**Saved entries:**
■ ■ ■ ■ ■ ■ ■
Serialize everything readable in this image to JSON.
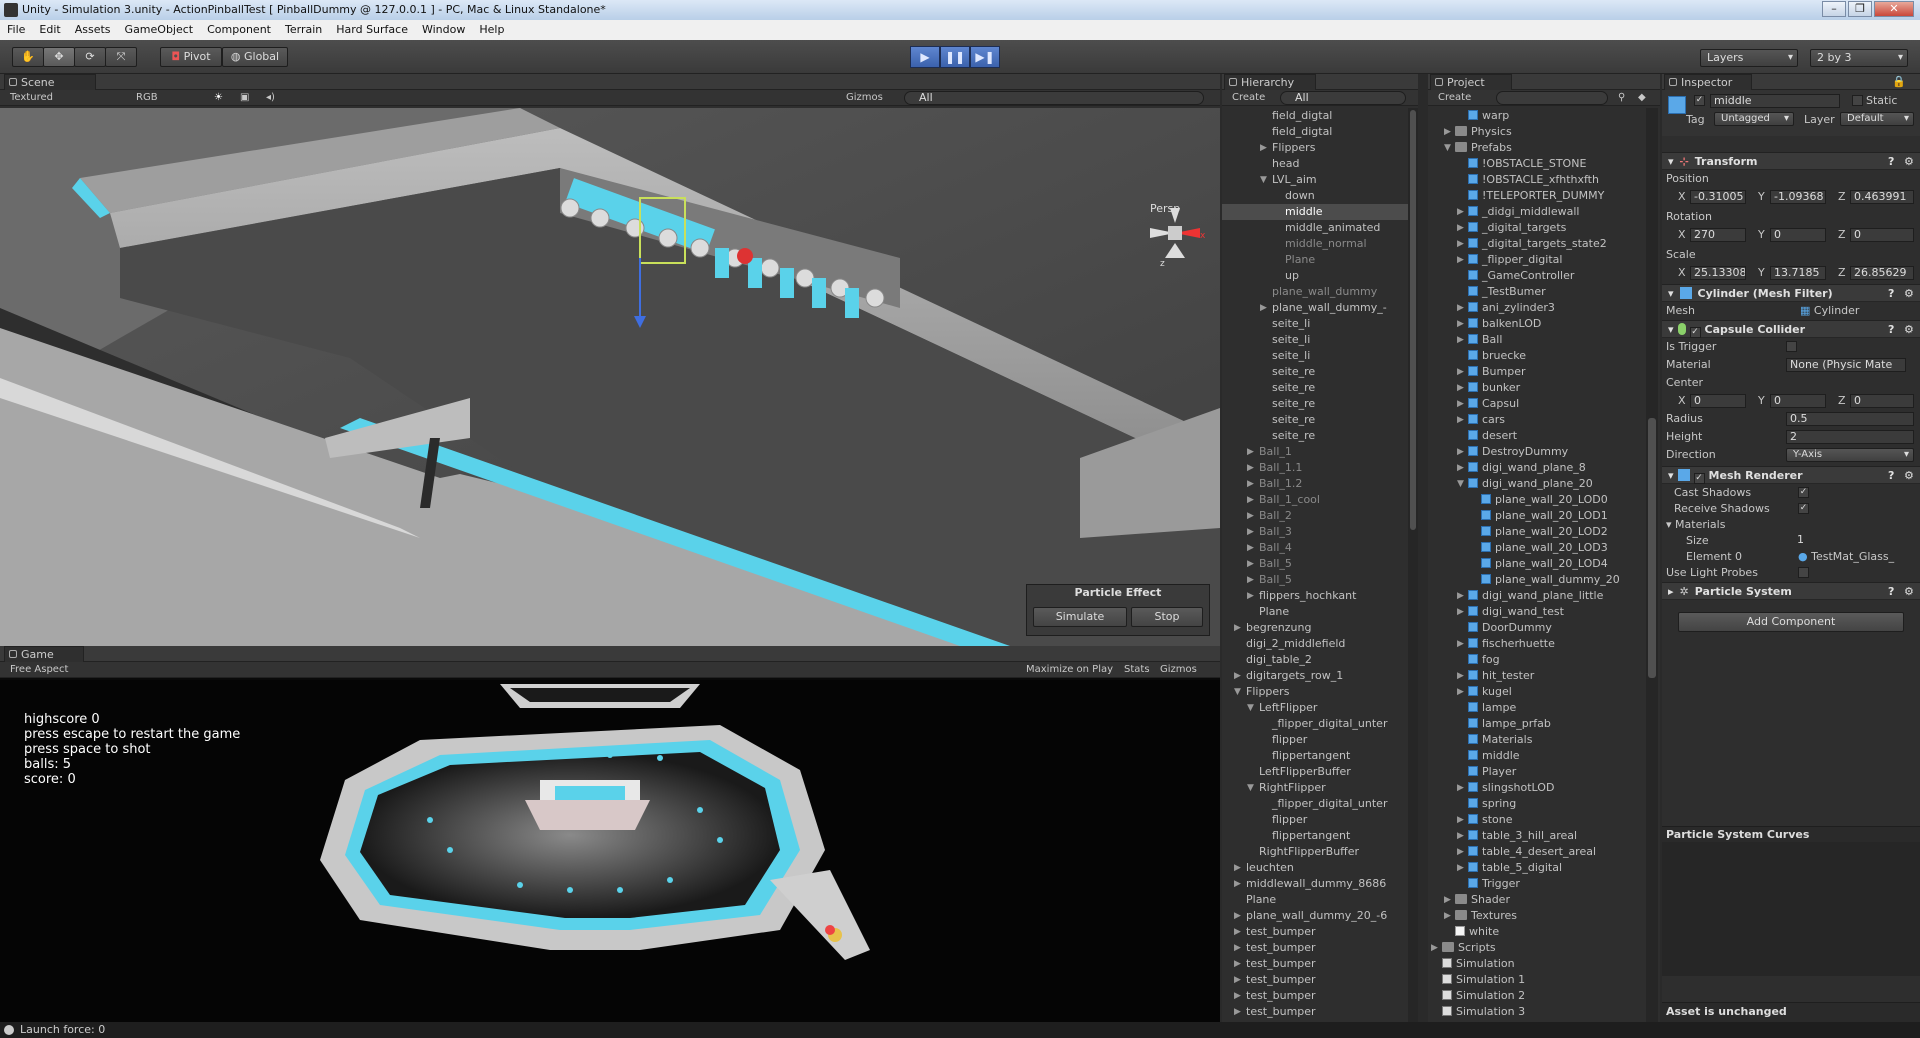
{
  "window": {
    "title": "Unity - Simulation 3.unity - ActionPinballTest [ PinballDummy @ 127.0.0.1 ] - PC, Mac & Linux Standalone*"
  },
  "menu": [
    "File",
    "Edit",
    "Assets",
    "GameObject",
    "Component",
    "Terrain",
    "Hard Surface",
    "Window",
    "Help"
  ],
  "toolbar": {
    "pivot": "Pivot",
    "global": "Global",
    "layers": "Layers",
    "layout": "2 by 3"
  },
  "scene": {
    "tab": "Scene",
    "shading": "Textured",
    "render_mode": "RGB",
    "gizmos": "Gizmos",
    "search": "All",
    "persp": "Persp",
    "particle_title": "Particle Effect",
    "simulate": "Simulate",
    "stop": "Stop"
  },
  "game": {
    "tab": "Game",
    "aspect": "Free Aspect",
    "maximize": "Maximize on Play",
    "stats": "Stats",
    "gizmos": "Gizmos",
    "lines": [
      "highscore 0",
      "press escape to restart the game",
      "press space to shot",
      "balls: 5",
      "score: 0"
    ]
  },
  "hierarchy": {
    "tab": "Hierarchy",
    "create": "Create",
    "search": "All",
    "items": [
      {
        "t": "field_digtal",
        "d": 2
      },
      {
        "t": "field_digtal",
        "d": 2
      },
      {
        "t": "Flippers",
        "d": 2,
        "a": "r"
      },
      {
        "t": "head",
        "d": 2
      },
      {
        "t": "LVL_aim",
        "d": 2,
        "a": "d"
      },
      {
        "t": "down",
        "d": 3
      },
      {
        "t": "middle",
        "d": 3,
        "sel": true
      },
      {
        "t": "middle_animated",
        "d": 3
      },
      {
        "t": "middle_normal",
        "d": 3,
        "dim": true
      },
      {
        "t": "Plane",
        "d": 3,
        "dim": true
      },
      {
        "t": "up",
        "d": 3
      },
      {
        "t": "plane_wall_dummy",
        "d": 2,
        "dim": true
      },
      {
        "t": "plane_wall_dummy_-",
        "d": 2,
        "a": "r"
      },
      {
        "t": "seite_li",
        "d": 2
      },
      {
        "t": "seite_li",
        "d": 2
      },
      {
        "t": "seite_li",
        "d": 2
      },
      {
        "t": "seite_re",
        "d": 2
      },
      {
        "t": "seite_re",
        "d": 2
      },
      {
        "t": "seite_re",
        "d": 2
      },
      {
        "t": "seite_re",
        "d": 2
      },
      {
        "t": "seite_re",
        "d": 2
      },
      {
        "t": "Ball_1",
        "d": 1,
        "a": "r",
        "dim": true
      },
      {
        "t": "Ball_1.1",
        "d": 1,
        "a": "r",
        "dim": true
      },
      {
        "t": "Ball_1.2",
        "d": 1,
        "a": "r",
        "dim": true
      },
      {
        "t": "Ball_1_cool",
        "d": 1,
        "a": "r",
        "dim": true
      },
      {
        "t": "Ball_2",
        "d": 1,
        "a": "r",
        "dim": true
      },
      {
        "t": "Ball_3",
        "d": 1,
        "a": "r",
        "dim": true
      },
      {
        "t": "Ball_4",
        "d": 1,
        "a": "r",
        "dim": true
      },
      {
        "t": "Ball_5",
        "d": 1,
        "a": "r",
        "dim": true
      },
      {
        "t": "Ball_5",
        "d": 1,
        "a": "r",
        "dim": true
      },
      {
        "t": "flippers_hochkant",
        "d": 1,
        "a": "r"
      },
      {
        "t": "Plane",
        "d": 1
      },
      {
        "t": "begrenzung",
        "d": 0,
        "a": "r"
      },
      {
        "t": "digi_2_middlefield",
        "d": 0
      },
      {
        "t": "digi_table_2",
        "d": 0
      },
      {
        "t": "digitargets_row_1",
        "d": 0,
        "a": "r"
      },
      {
        "t": "Flippers",
        "d": 0,
        "a": "d"
      },
      {
        "t": "LeftFlipper",
        "d": 1,
        "a": "d"
      },
      {
        "t": "_flipper_digital_unter",
        "d": 2
      },
      {
        "t": "flipper",
        "d": 2
      },
      {
        "t": "flippertangent",
        "d": 2
      },
      {
        "t": "LeftFlipperBuffer",
        "d": 1
      },
      {
        "t": "RightFlipper",
        "d": 1,
        "a": "d"
      },
      {
        "t": "_flipper_digital_unter",
        "d": 2
      },
      {
        "t": "flipper",
        "d": 2
      },
      {
        "t": "flippertangent",
        "d": 2
      },
      {
        "t": "RightFlipperBuffer",
        "d": 1
      },
      {
        "t": "leuchten",
        "d": 0,
        "a": "r"
      },
      {
        "t": "middlewall_dummy_8686",
        "d": 0,
        "a": "r"
      },
      {
        "t": "Plane",
        "d": 0
      },
      {
        "t": "plane_wall_dummy_20_-6",
        "d": 0,
        "a": "r"
      },
      {
        "t": "test_bumper",
        "d": 0,
        "a": "r"
      },
      {
        "t": "test_bumper",
        "d": 0,
        "a": "r"
      },
      {
        "t": "test_bumper",
        "d": 0,
        "a": "r"
      },
      {
        "t": "test_bumper",
        "d": 0,
        "a": "r"
      },
      {
        "t": "test_bumper",
        "d": 0,
        "a": "r"
      },
      {
        "t": "test_bumper",
        "d": 0,
        "a": "r"
      }
    ]
  },
  "project": {
    "tab": "Project",
    "create": "Create",
    "items": [
      {
        "t": "warp",
        "d": 2,
        "k": "c"
      },
      {
        "t": "Physics",
        "d": 1,
        "k": "f",
        "a": "r"
      },
      {
        "t": "Prefabs",
        "d": 1,
        "k": "f",
        "a": "d"
      },
      {
        "t": "!OBSTACLE_STONE",
        "d": 2,
        "k": "c"
      },
      {
        "t": "!OBSTACLE_xfhthxfth",
        "d": 2,
        "k": "c"
      },
      {
        "t": "!TELEPORTER_DUMMY",
        "d": 2,
        "k": "c"
      },
      {
        "t": "_didgi_middlewall",
        "d": 2,
        "k": "c",
        "a": "r"
      },
      {
        "t": "_digital_targets",
        "d": 2,
        "k": "c",
        "a": "r"
      },
      {
        "t": "_digital_targets_state2",
        "d": 2,
        "k": "c",
        "a": "r"
      },
      {
        "t": "_flipper_digital",
        "d": 2,
        "k": "c",
        "a": "r"
      },
      {
        "t": "_GameController",
        "d": 2,
        "k": "c"
      },
      {
        "t": "_TestBumer",
        "d": 2,
        "k": "c"
      },
      {
        "t": "ani_zylinder3",
        "d": 2,
        "k": "c",
        "a": "r"
      },
      {
        "t": "balkenLOD",
        "d": 2,
        "k": "c",
        "a": "r"
      },
      {
        "t": "Ball",
        "d": 2,
        "k": "c",
        "a": "r"
      },
      {
        "t": "bruecke",
        "d": 2,
        "k": "c"
      },
      {
        "t": "Bumper",
        "d": 2,
        "k": "c",
        "a": "r"
      },
      {
        "t": "bunker",
        "d": 2,
        "k": "c",
        "a": "r"
      },
      {
        "t": "Capsul",
        "d": 2,
        "k": "c",
        "a": "r"
      },
      {
        "t": "cars",
        "d": 2,
        "k": "c",
        "a": "r"
      },
      {
        "t": "desert",
        "d": 2,
        "k": "c"
      },
      {
        "t": "DestroyDummy",
        "d": 2,
        "k": "c",
        "a": "r"
      },
      {
        "t": "digi_wand_plane_8",
        "d": 2,
        "k": "c",
        "a": "r"
      },
      {
        "t": "digi_wand_plane_20",
        "d": 2,
        "k": "c",
        "a": "d"
      },
      {
        "t": "plane_wall_20_LOD0",
        "d": 3,
        "k": "c"
      },
      {
        "t": "plane_wall_20_LOD1",
        "d": 3,
        "k": "c"
      },
      {
        "t": "plane_wall_20_LOD2",
        "d": 3,
        "k": "c"
      },
      {
        "t": "plane_wall_20_LOD3",
        "d": 3,
        "k": "c"
      },
      {
        "t": "plane_wall_20_LOD4",
        "d": 3,
        "k": "c"
      },
      {
        "t": "plane_wall_dummy_20",
        "d": 3,
        "k": "c"
      },
      {
        "t": "digi_wand_plane_little",
        "d": 2,
        "k": "c",
        "a": "r"
      },
      {
        "t": "digi_wand_test",
        "d": 2,
        "k": "c",
        "a": "r"
      },
      {
        "t": "DoorDummy",
        "d": 2,
        "k": "c"
      },
      {
        "t": "fischerhuette",
        "d": 2,
        "k": "c",
        "a": "r"
      },
      {
        "t": "fog",
        "d": 2,
        "k": "c"
      },
      {
        "t": "hit_tester",
        "d": 2,
        "k": "c",
        "a": "r"
      },
      {
        "t": "kugel",
        "d": 2,
        "k": "c",
        "a": "r"
      },
      {
        "t": "lampe",
        "d": 2,
        "k": "c"
      },
      {
        "t": "lampe_prfab",
        "d": 2,
        "k": "c"
      },
      {
        "t": "Materials",
        "d": 2,
        "k": "c"
      },
      {
        "t": "middle",
        "d": 2,
        "k": "c"
      },
      {
        "t": "Player",
        "d": 2,
        "k": "c"
      },
      {
        "t": "slingshotLOD",
        "d": 2,
        "k": "c",
        "a": "r"
      },
      {
        "t": "spring",
        "d": 2,
        "k": "c"
      },
      {
        "t": "stone",
        "d": 2,
        "k": "c",
        "a": "r"
      },
      {
        "t": "table_3_hill_areal",
        "d": 2,
        "k": "c",
        "a": "r"
      },
      {
        "t": "table_4_desert_areal",
        "d": 2,
        "k": "c",
        "a": "r"
      },
      {
        "t": "table_5_digital",
        "d": 2,
        "k": "c",
        "a": "r"
      },
      {
        "t": "Trigger",
        "d": 2,
        "k": "c"
      },
      {
        "t": "Shader",
        "d": 1,
        "k": "f",
        "a": "r"
      },
      {
        "t": "Textures",
        "d": 1,
        "k": "f",
        "a": "r"
      },
      {
        "t": "white",
        "d": 1,
        "k": "w"
      },
      {
        "t": "Scripts",
        "d": 0,
        "k": "f",
        "a": "r"
      },
      {
        "t": "Simulation",
        "d": 0,
        "k": "s"
      },
      {
        "t": "Simulation 1",
        "d": 0,
        "k": "s"
      },
      {
        "t": "Simulation 2",
        "d": 0,
        "k": "s"
      },
      {
        "t": "Simulation 3",
        "d": 0,
        "k": "s"
      }
    ]
  },
  "inspector": {
    "tab": "Inspector",
    "name": "middle",
    "static": "Static",
    "tag_label": "Tag",
    "tag": "Untagged",
    "layer_label": "Layer",
    "layer": "Default",
    "transform": {
      "title": "Transform",
      "position": "Position",
      "rotation": "Rotation",
      "scale": "Scale",
      "pos": [
        "-0.31005",
        "-1.09368",
        "0.463991"
      ],
      "rot": [
        "270",
        "0",
        "0"
      ],
      "scl": [
        "25.13308",
        "13.7185",
        "26.85629"
      ]
    },
    "mesh_filter": {
      "title": "Cylinder (Mesh Filter)",
      "mesh_label": "Mesh",
      "mesh": "Cylinder"
    },
    "capsule": {
      "title": "Capsule Collider",
      "is_trigger": "Is Trigger",
      "material_label": "Material",
      "material": "None (Physic Mate",
      "center": "Center",
      "center_v": [
        "0",
        "0",
        "0"
      ],
      "radius_label": "Radius",
      "radius": "0.5",
      "height_label": "Height",
      "height": "2",
      "direction_label": "Direction",
      "direction": "Y-Axis"
    },
    "renderer": {
      "title": "Mesh Renderer",
      "cast": "Cast Shadows",
      "receive": "Receive Shadows",
      "materials": "Materials",
      "size_label": "Size",
      "size": "1",
      "element_label": "Element 0",
      "element": "TestMat_Glass_",
      "probes": "Use Light Probes"
    },
    "particle": {
      "title": "Particle System"
    },
    "add_component": "Add Component",
    "curves": "Particle System Curves",
    "asset_status": "Asset is unchanged"
  },
  "status": {
    "text": "Launch force: 0"
  },
  "colors": {
    "accent": "#3f87d6",
    "cyan": "#5ad2ea",
    "panel": "#2e2e2e"
  }
}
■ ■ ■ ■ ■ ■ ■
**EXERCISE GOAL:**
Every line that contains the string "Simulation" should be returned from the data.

**EXERCISE RESULT:**
    "title": "Unity - Simulation 3.unity - ActionPinballTest [ PinballDummy @ 127.0.0.1 ] - PC, Mac & Linux Standalone*"
        "t": "Simulation",
        "t": "Simulation 1",
        "t": "Simulation 2",
        "t": "Simulation 3",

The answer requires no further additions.